As a little boy, Tyler Haniszewski shared a bedroom with his brother, Tim Jr. On weekend nights during the summer, when their father would travel to compete in the demolition derby at some faraway county fair, Tyler and Tim Jr. would will themselves to stay awake.
They'd listen for the sound of his car in their Lancaster driveway, and they'd leap out of bed when their dad walked in the door. They'd run to the kitchen, where — if all went well — Tim Sr. would show up with a trophy and a pocketful of cash. He'd laugh as they fired off questions about the derby, but the big ones always involved what to the boys were the two key elements:
Was it "hard-hitting," and did Tim Sr. win?
On both levels, Tyler said, Sunday's finale to the "world's largest demolition derby" at the Erie County Fair was deeply satisfying.
He knows for sure, because it came down to him and his dad.
Tim Sr. ended up as champion. He walked away with $1,200 for capturing the main championship and another $200 for winning his heat, where the car of Tim Jr. — a former state champion — had a mechanical problem and got knocked out early. That meant Tim Sr. ducked going head-to-head with one of his sons, a situation he'd always just as soon avoid.
While he didn't get so lucky in the finals, his showdown with Tyler, 26, was nothing new. As a patriarch of one of the dominant "demo" families in Western New York, Tim Sr. has squared off with his boys before.
Still, this one was a little special. This was Hamburg, after all, as close as they get to home. And with the state fair in Syracuse no longer holding a statewide championship, this event was the emotional highlight to their season. Tim Sr. doubts he'll drive again this year.
The last three drivers in the feature included the two Haniszewskis and Dan Roesch. Once Roesch went out, Tyler said he and his father hit the gas and for a moment — as their vehicles smashed together — they looked across at each other, through the dust and fumes, and realized it was all down to them.

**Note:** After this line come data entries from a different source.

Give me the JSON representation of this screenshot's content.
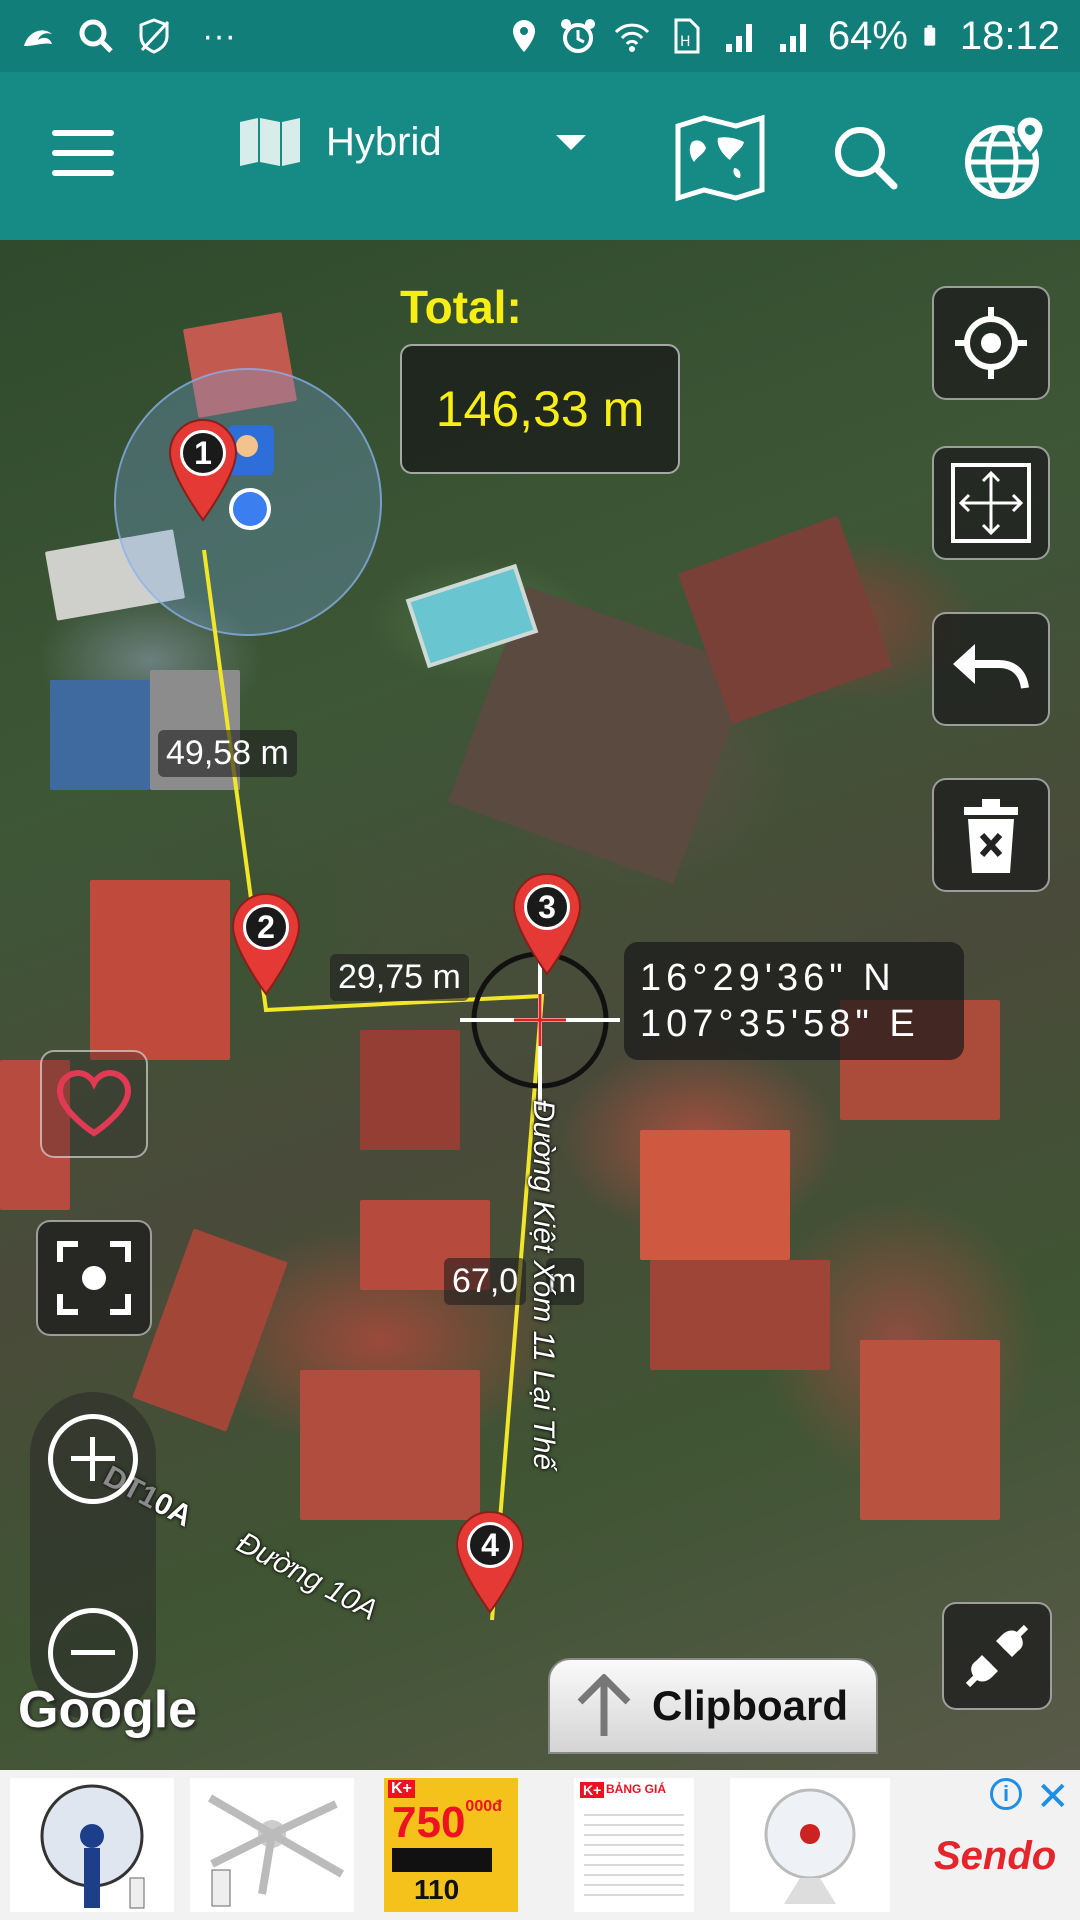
{
  "status_bar": {
    "battery": "64%",
    "time": "18:12",
    "dots": "···",
    "icons": [
      "uc-browser-icon",
      "search-icon",
      "shield-icon",
      "location-icon",
      "alarm-icon",
      "wifi-icon",
      "sim-icon",
      "signal-icon",
      "signal-icon",
      "battery-icon"
    ]
  },
  "app_bar": {
    "map_type": "Hybrid",
    "icons": [
      "menu-icon",
      "map-type-icon",
      "dropdown-icon",
      "world-map-icon",
      "search-icon",
      "globe-location-icon"
    ]
  },
  "measurement": {
    "total_label": "Total:",
    "total_value": "146,33 m",
    "segments": [
      "49,58 m",
      "29,75 m",
      "67,0",
      "m"
    ],
    "points": [
      "1",
      "2",
      "3",
      "4"
    ]
  },
  "crosshair": {
    "latitude": "16°29'36\" N",
    "longitude": "107°35'58\" E"
  },
  "map": {
    "road_labels": [
      "Đường Kiệt Xóm 11 Lại Thế",
      "DT10A",
      "Đường 10A"
    ],
    "attribution": "Google"
  },
  "controls": {
    "clipboard_label": "Clipboard",
    "icons": [
      "my-location-icon",
      "fit-bounds-icon",
      "undo-icon",
      "delete-icon",
      "favorite-icon",
      "screenshot-icon",
      "zoom-in-icon",
      "zoom-out-icon",
      "unplug-icon",
      "arrow-up-icon"
    ]
  },
  "ad": {
    "brand": "Sendo",
    "info": "i",
    "close": "✕",
    "tv_price": "750",
    "tv_price_unit": "000đ",
    "tv_small": "110",
    "tv_banner": "BẢNG GIÁ",
    "kplus": "K+"
  },
  "colors": {
    "app_bar": "#168b86",
    "status_bar": "#117e7a",
    "total_text": "#f7ee16",
    "route_line": "#f2e629",
    "pin": "#e53935"
  }
}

"We kind of smiled," Tyler said. "It was like: Game on."
In the stands, at the same instant, Sue Haniszewski felt a wave of relief. She met Tim Sr. more than 30 years ago, when she was a teenager in Alden. She had never been to a derby until she watched him drive. Hundreds of races later, she has seen her husband come home aching and bruised, and she has watched drivers pull themselves out of cars that rolled over and burst into flame, and she still worries when anyone in her family is on the track.
As you'd expect, she roots for all the Haniszewskis to do well. But what she really wants is for them to come home uninjured. Once it's down to Tim Sr. against one of the boys, one certainty gives her comfort:
They'll go hard, she said, "but they won't try to hurt each other."
Tim Sr. said that's part of the relationship he has with his kids. He runs a wrecker service called "Triple T," which stands for himself, Tim Jr. and Tyler. Saturday, he had to drive to Williamsport, Pa., on a towing job. In any typical situation, that would have stripped him of the time he needed to get ready for the derby.
His boys had him covered. Tim Jr. and Tyler spent Saturday working on the old Lumina their father later drove to victory. That kind of knowledge goes back to when they were tiny, Tyler said. He and Tim Jr. used to hand their dad his tools when he was beneath a car. Tyler — who also finished second to his cousin, Rod Froebel, in Sunday's 4-cylinder finals — can remember being so small that his father would send him into the trunk to help chain it up, so it wouldn't fly open once it started getting slammed in the demo.
"Yeah, we rebuilt it for him," Tyler said of the work they did last weekend on his father's car. Monday, Tim Sr. expressed his appreciation. He was sore from his legs to the back of his neck. He won a state and world championship in 1981, as a teenager, and he's won at plenty of county fairs since then. At 54, it would be easy to walk away from the sport. But his wife has a theory.
She thinks it is no different with her children than with anyone who wants a parent to keep playing basketball or softball or any sport that binds generations. Her three kids — Tim Jr., Tyler and Sara — still love to see their father on the track, even if the result is what happened Sunday:
He ended up as the winner, with his son in second.
It came down to the two of them, Tim Sr. and Tyler, both driving old Luminas. They slammed into each other four or five times, Tyler trying to remember the lessons his dad handed down, the ones Tim Sr. learned from his own father, Ed Haniszewski Sr., the first demo champion in the history of the Erie County Fair: Keep making contact, but try to keep the front of the car as clean as you can. Father and son followed that pattern in a duel that lasted maybe four minutes, until, finally, Tyler's car gave out. He and his dad climbed out and shook hands on the track.
"I was kind of glad," Tyler said.
The truth is, the same things about the demo that made him happy when he waited up at night made him happy again at the fair: It was hard-hitting, it was fun to watch — and his father won.
Sean Kirst is a columnist for The Buffalo News. Email him at firstname.lastname@example.org and read more of his work in this archive.